Nightwood artistic director Kelly Thornton has been chosen one of the Toronto YWCA’s Women of Distinction. At a ceremony next Tuesday (June 3), Thornton receives the nod in the arts and letters category.
Producer Derrick Chua won’t get his award until the fall, when he’ll be presented with an Canadian Actors’ Equity Association honourary membership for 2008. The membership goes to someone who’s made an outstanding contribution to the performing arts. Past recipients include Tomson Highway, David and Ed Mirvish, Walter Carsen and Pauline McGibbon.
You won’t find anyone – including us – seeing more theatre in town than Chua. In addition to his other duties, he’s become a mentor to many indie companies in Toronto.
A standing ovation to both Thornton and Chua.
Seven’s a lucky number for b current. The company’s annual rock.paper.sistahz festival of works in progress has that many candles on its birthday cake.
The month-long fest concludes with a collection of readings at the who/new series, running from tonight (Thursday, May 29) through the end of the month at Theatre Passe Muraille.
You can catch different works each night, including pieces by Alicia Payne, Allison Chung, Donna-Michelle St. Bernard, Meghan Swaby and Winnipeg’s Prairie Soul Sisters, the last a show about growing up black in Winnipeg.
Other highlights include Edwige Jean-Pierre’s Saint Bitch, about the confrontation between a bitter senior and her nurse, performed by Barbara Gordon and the playwright, and Dian Marie Bridge’s Agave, loosely based on Euripides’ The Bacchae, with Raven Dauda and Louis Taylor.
Since the company’s committed to developing young talent, one event at the Saturday night show is a performance by b current’s rAiz’n ensemble.
That same night you’ll see a retrospective of some of the pieces workshopped over the past six years, among them works by Rhoma Spencer, naila belvett, Carol Anderson, Francisca Zentilli and artistic director ahdri zhina mandiela.
Here in southern Ontario we have the chance to see lots of summer Shakespeare. But the far north got little such action until DreamNorth Theatre Company mounted a production of A Midsummer Night’s Dream in Whitehorse last year.
The company’s going back for a second season, this time staging Much Ado About Nothing, but we get to see the production before its June 13 opening there.
Directed by Craig Walker, the romantic comedy gets an outdoor staging at Fort York beginning Wednesday (June 4), with an onsite barbecue an hour before every performance. The cast includes Paula Schultz and Phil Borg in the key roles of Beatrice and Benedick.

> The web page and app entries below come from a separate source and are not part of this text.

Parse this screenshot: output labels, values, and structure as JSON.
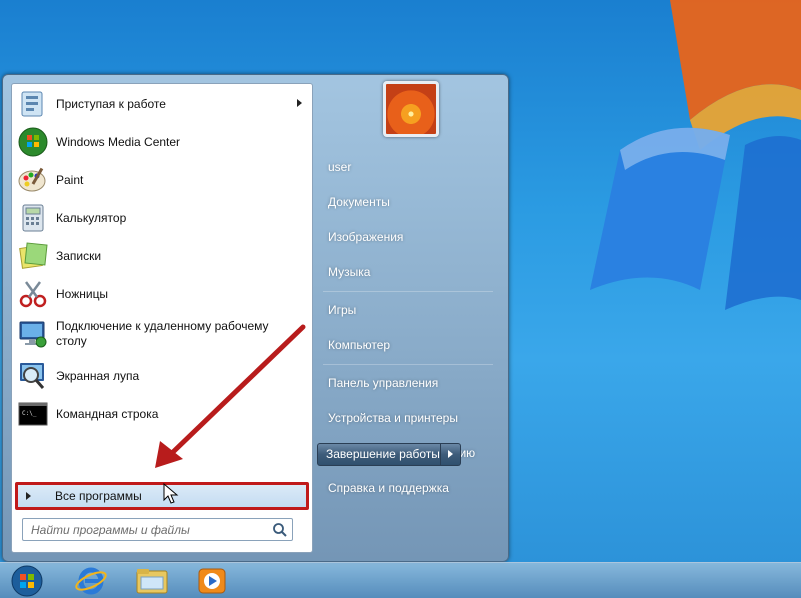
{
  "start_menu": {
    "programs": [
      {
        "label": "Приступая к работе",
        "icon": "getting-started-icon",
        "submenu": true
      },
      {
        "label": "Windows Media Center",
        "icon": "windows-media-center-icon"
      },
      {
        "label": "Paint",
        "icon": "paint-icon"
      },
      {
        "label": "Калькулятор",
        "icon": "calculator-icon"
      },
      {
        "label": "Записки",
        "icon": "sticky-notes-icon"
      },
      {
        "label": "Ножницы",
        "icon": "snipping-tool-icon"
      },
      {
        "label": "Подключение к удаленному рабочему столу",
        "icon": "remote-desktop-icon"
      },
      {
        "label": "Экранная лупа",
        "icon": "magnifier-icon"
      },
      {
        "label": "Командная строка",
        "icon": "command-prompt-icon"
      }
    ],
    "all_programs_label": "Все программы",
    "search_placeholder": "Найти программы и файлы",
    "places": [
      {
        "label": "user"
      },
      {
        "label": "Документы"
      },
      {
        "label": "Изображения"
      },
      {
        "label": "Музыка"
      },
      {
        "label": "Игры"
      },
      {
        "label": "Компьютер"
      },
      {
        "label": "Панель управления"
      },
      {
        "label": "Устройства и принтеры"
      },
      {
        "label": "Программы по умолчанию"
      },
      {
        "label": "Справка и поддержка"
      }
    ],
    "shutdown_label": "Завершение работы"
  },
  "taskbar": {
    "items": [
      {
        "icon": "start-orb-icon"
      },
      {
        "icon": "internet-explorer-icon"
      },
      {
        "icon": "windows-explorer-icon"
      },
      {
        "icon": "media-player-icon"
      }
    ]
  },
  "colors": {
    "highlight_border": "#c01a1a",
    "annotation_arrow": "#b81c1c",
    "desktop_blue": "#2b9be2"
  }
}
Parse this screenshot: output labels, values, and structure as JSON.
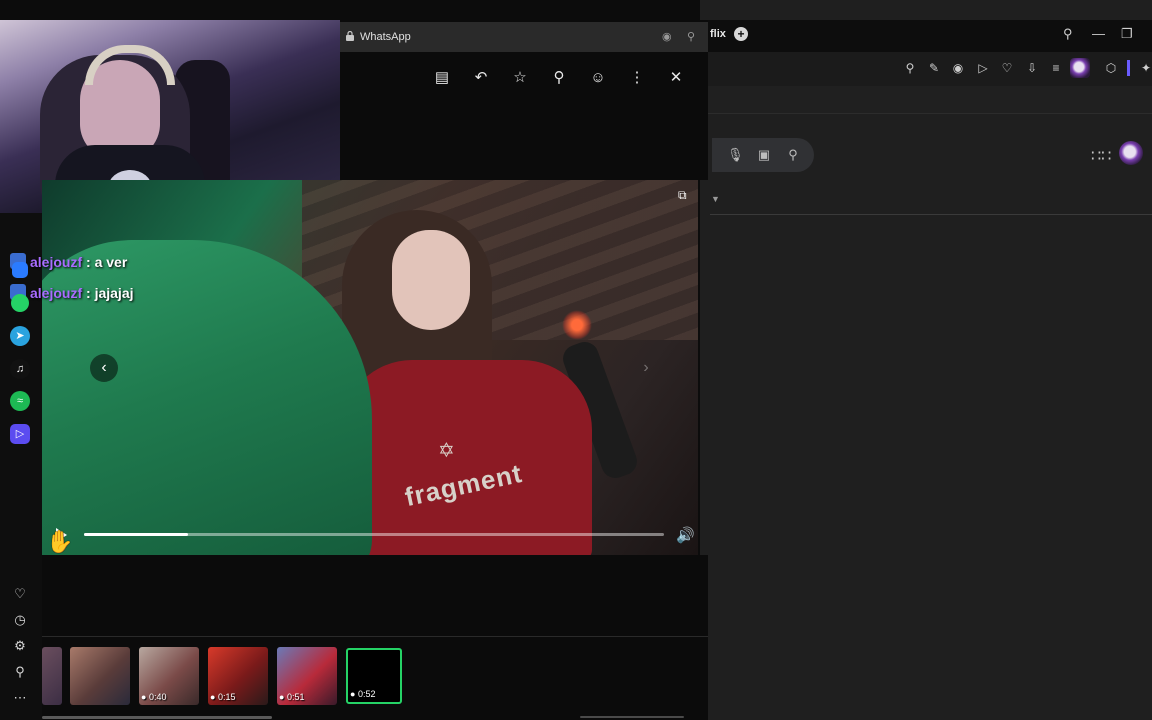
{
  "browser": {
    "tab_partial_title": "flix",
    "new_tab": "+",
    "window_controls": [
      "—",
      "❐"
    ]
  },
  "whatsapp_popup": {
    "title": "WhatsApp",
    "actions": [
      "chat-icon",
      "reply-icon",
      "star-icon",
      "pin-icon",
      "emoji-icon",
      "more-icon",
      "close-icon"
    ]
  },
  "chat": {
    "messages": [
      {
        "user": "alejouzf",
        "separator": ":",
        "text": "a ver"
      },
      {
        "user": "alejouzf",
        "separator": ":",
        "text": "jajajaj"
      }
    ]
  },
  "video": {
    "progress": 0.18,
    "prev_label": "‹",
    "next_label": "›",
    "shirt_text": "fragment"
  },
  "thumbnails": [
    {
      "duration": ""
    },
    {
      "duration": ""
    },
    {
      "duration": "0:40"
    },
    {
      "duration": "0:15"
    },
    {
      "duration": "0:51"
    },
    {
      "duration": "0:52",
      "active": true
    }
  ],
  "sidebar_apps": [
    "messenger-icon",
    "whatsapp-icon",
    "telegram-icon",
    "tiktok-icon",
    "spotify-icon",
    "video-app-icon"
  ],
  "sidebar_bottom": [
    "heart-icon",
    "clock-icon",
    "gear-icon",
    "lightbulb-icon",
    "more-icon"
  ],
  "colors": {
    "whatsapp_green": "#25d366",
    "chat_username": "#a86cff",
    "spotify": "#1db954"
  }
}
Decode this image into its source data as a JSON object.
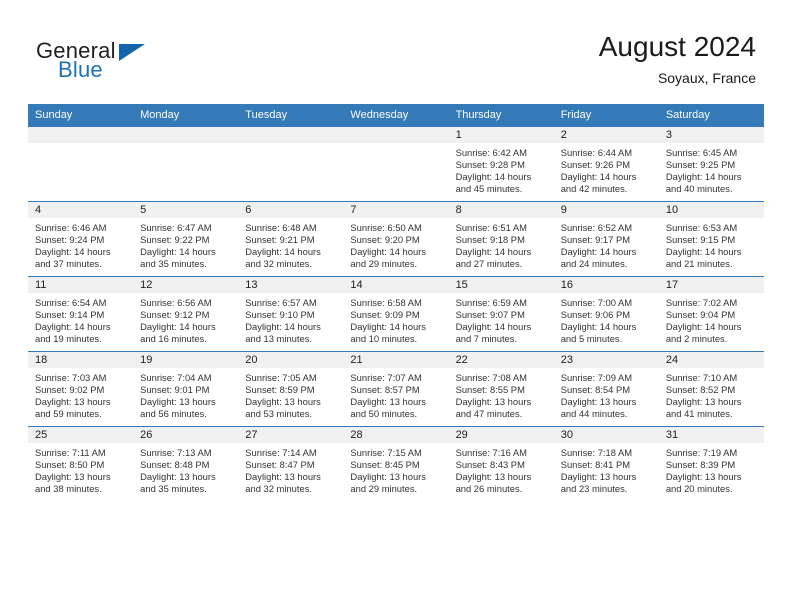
{
  "brand": {
    "word_one": "General",
    "word_two": "Blue",
    "logo_icon": "triangle-logo-icon",
    "accent_color": "#1264ab",
    "blue_text_color": "#1e73be"
  },
  "header": {
    "title": "August 2024",
    "subtitle": "Soyaux, France"
  },
  "calendar": {
    "header_bg": "#3479b8",
    "header_text_color": "#ffffff",
    "daynum_band_bg": "#f0f0f0",
    "weekday_headers": [
      "Sunday",
      "Monday",
      "Tuesday",
      "Wednesday",
      "Thursday",
      "Friday",
      "Saturday"
    ],
    "weeks": [
      [
        {
          "day": "",
          "empty": true
        },
        {
          "day": "",
          "empty": true
        },
        {
          "day": "",
          "empty": true
        },
        {
          "day": "",
          "empty": true
        },
        {
          "day": "1",
          "sunrise": "Sunrise: 6:42 AM",
          "sunset": "Sunset: 9:28 PM",
          "daylight_line1": "Daylight: 14 hours",
          "daylight_line2": "and 45 minutes."
        },
        {
          "day": "2",
          "sunrise": "Sunrise: 6:44 AM",
          "sunset": "Sunset: 9:26 PM",
          "daylight_line1": "Daylight: 14 hours",
          "daylight_line2": "and 42 minutes."
        },
        {
          "day": "3",
          "sunrise": "Sunrise: 6:45 AM",
          "sunset": "Sunset: 9:25 PM",
          "daylight_line1": "Daylight: 14 hours",
          "daylight_line2": "and 40 minutes."
        }
      ],
      [
        {
          "day": "4",
          "sunrise": "Sunrise: 6:46 AM",
          "sunset": "Sunset: 9:24 PM",
          "daylight_line1": "Daylight: 14 hours",
          "daylight_line2": "and 37 minutes."
        },
        {
          "day": "5",
          "sunrise": "Sunrise: 6:47 AM",
          "sunset": "Sunset: 9:22 PM",
          "daylight_line1": "Daylight: 14 hours",
          "daylight_line2": "and 35 minutes."
        },
        {
          "day": "6",
          "sunrise": "Sunrise: 6:48 AM",
          "sunset": "Sunset: 9:21 PM",
          "daylight_line1": "Daylight: 14 hours",
          "daylight_line2": "and 32 minutes."
        },
        {
          "day": "7",
          "sunrise": "Sunrise: 6:50 AM",
          "sunset": "Sunset: 9:20 PM",
          "daylight_line1": "Daylight: 14 hours",
          "daylight_line2": "and 29 minutes."
        },
        {
          "day": "8",
          "sunrise": "Sunrise: 6:51 AM",
          "sunset": "Sunset: 9:18 PM",
          "daylight_line1": "Daylight: 14 hours",
          "daylight_line2": "and 27 minutes."
        },
        {
          "day": "9",
          "sunrise": "Sunrise: 6:52 AM",
          "sunset": "Sunset: 9:17 PM",
          "daylight_line1": "Daylight: 14 hours",
          "daylight_line2": "and 24 minutes."
        },
        {
          "day": "10",
          "sunrise": "Sunrise: 6:53 AM",
          "sunset": "Sunset: 9:15 PM",
          "daylight_line1": "Daylight: 14 hours",
          "daylight_line2": "and 21 minutes."
        }
      ],
      [
        {
          "day": "11",
          "sunrise": "Sunrise: 6:54 AM",
          "sunset": "Sunset: 9:14 PM",
          "daylight_line1": "Daylight: 14 hours",
          "daylight_line2": "and 19 minutes."
        },
        {
          "day": "12",
          "sunrise": "Sunrise: 6:56 AM",
          "sunset": "Sunset: 9:12 PM",
          "daylight_line1": "Daylight: 14 hours",
          "daylight_line2": "and 16 minutes."
        },
        {
          "day": "13",
          "sunrise": "Sunrise: 6:57 AM",
          "sunset": "Sunset: 9:10 PM",
          "daylight_line1": "Daylight: 14 hours",
          "daylight_line2": "and 13 minutes."
        },
        {
          "day": "14",
          "sunrise": "Sunrise: 6:58 AM",
          "sunset": "Sunset: 9:09 PM",
          "daylight_line1": "Daylight: 14 hours",
          "daylight_line2": "and 10 minutes."
        },
        {
          "day": "15",
          "sunrise": "Sunrise: 6:59 AM",
          "sunset": "Sunset: 9:07 PM",
          "daylight_line1": "Daylight: 14 hours",
          "daylight_line2": "and 7 minutes."
        },
        {
          "day": "16",
          "sunrise": "Sunrise: 7:00 AM",
          "sunset": "Sunset: 9:06 PM",
          "daylight_line1": "Daylight: 14 hours",
          "daylight_line2": "and 5 minutes."
        },
        {
          "day": "17",
          "sunrise": "Sunrise: 7:02 AM",
          "sunset": "Sunset: 9:04 PM",
          "daylight_line1": "Daylight: 14 hours",
          "daylight_line2": "and 2 minutes."
        }
      ],
      [
        {
          "day": "18",
          "sunrise": "Sunrise: 7:03 AM",
          "sunset": "Sunset: 9:02 PM",
          "daylight_line1": "Daylight: 13 hours",
          "daylight_line2": "and 59 minutes."
        },
        {
          "day": "19",
          "sunrise": "Sunrise: 7:04 AM",
          "sunset": "Sunset: 9:01 PM",
          "daylight_line1": "Daylight: 13 hours",
          "daylight_line2": "and 56 minutes."
        },
        {
          "day": "20",
          "sunrise": "Sunrise: 7:05 AM",
          "sunset": "Sunset: 8:59 PM",
          "daylight_line1": "Daylight: 13 hours",
          "daylight_line2": "and 53 minutes."
        },
        {
          "day": "21",
          "sunrise": "Sunrise: 7:07 AM",
          "sunset": "Sunset: 8:57 PM",
          "daylight_line1": "Daylight: 13 hours",
          "daylight_line2": "and 50 minutes."
        },
        {
          "day": "22",
          "sunrise": "Sunrise: 7:08 AM",
          "sunset": "Sunset: 8:55 PM",
          "daylight_line1": "Daylight: 13 hours",
          "daylight_line2": "and 47 minutes."
        },
        {
          "day": "23",
          "sunrise": "Sunrise: 7:09 AM",
          "sunset": "Sunset: 8:54 PM",
          "daylight_line1": "Daylight: 13 hours",
          "daylight_line2": "and 44 minutes."
        },
        {
          "day": "24",
          "sunrise": "Sunrise: 7:10 AM",
          "sunset": "Sunset: 8:52 PM",
          "daylight_line1": "Daylight: 13 hours",
          "daylight_line2": "and 41 minutes."
        }
      ],
      [
        {
          "day": "25",
          "sunrise": "Sunrise: 7:11 AM",
          "sunset": "Sunset: 8:50 PM",
          "daylight_line1": "Daylight: 13 hours",
          "daylight_line2": "and 38 minutes."
        },
        {
          "day": "26",
          "sunrise": "Sunrise: 7:13 AM",
          "sunset": "Sunset: 8:48 PM",
          "daylight_line1": "Daylight: 13 hours",
          "daylight_line2": "and 35 minutes."
        },
        {
          "day": "27",
          "sunrise": "Sunrise: 7:14 AM",
          "sunset": "Sunset: 8:47 PM",
          "daylight_line1": "Daylight: 13 hours",
          "daylight_line2": "and 32 minutes."
        },
        {
          "day": "28",
          "sunrise": "Sunrise: 7:15 AM",
          "sunset": "Sunset: 8:45 PM",
          "daylight_line1": "Daylight: 13 hours",
          "daylight_line2": "and 29 minutes."
        },
        {
          "day": "29",
          "sunrise": "Sunrise: 7:16 AM",
          "sunset": "Sunset: 8:43 PM",
          "daylight_line1": "Daylight: 13 hours",
          "daylight_line2": "and 26 minutes."
        },
        {
          "day": "30",
          "sunrise": "Sunrise: 7:18 AM",
          "sunset": "Sunset: 8:41 PM",
          "daylight_line1": "Daylight: 13 hours",
          "daylight_line2": "and 23 minutes."
        },
        {
          "day": "31",
          "sunrise": "Sunrise: 7:19 AM",
          "sunset": "Sunset: 8:39 PM",
          "daylight_line1": "Daylight: 13 hours",
          "daylight_line2": "and 20 minutes."
        }
      ]
    ]
  }
}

But that’s not all the pair have to do. In this compact company, they also play Verges and Dogberry, part of the show’s comic night watch.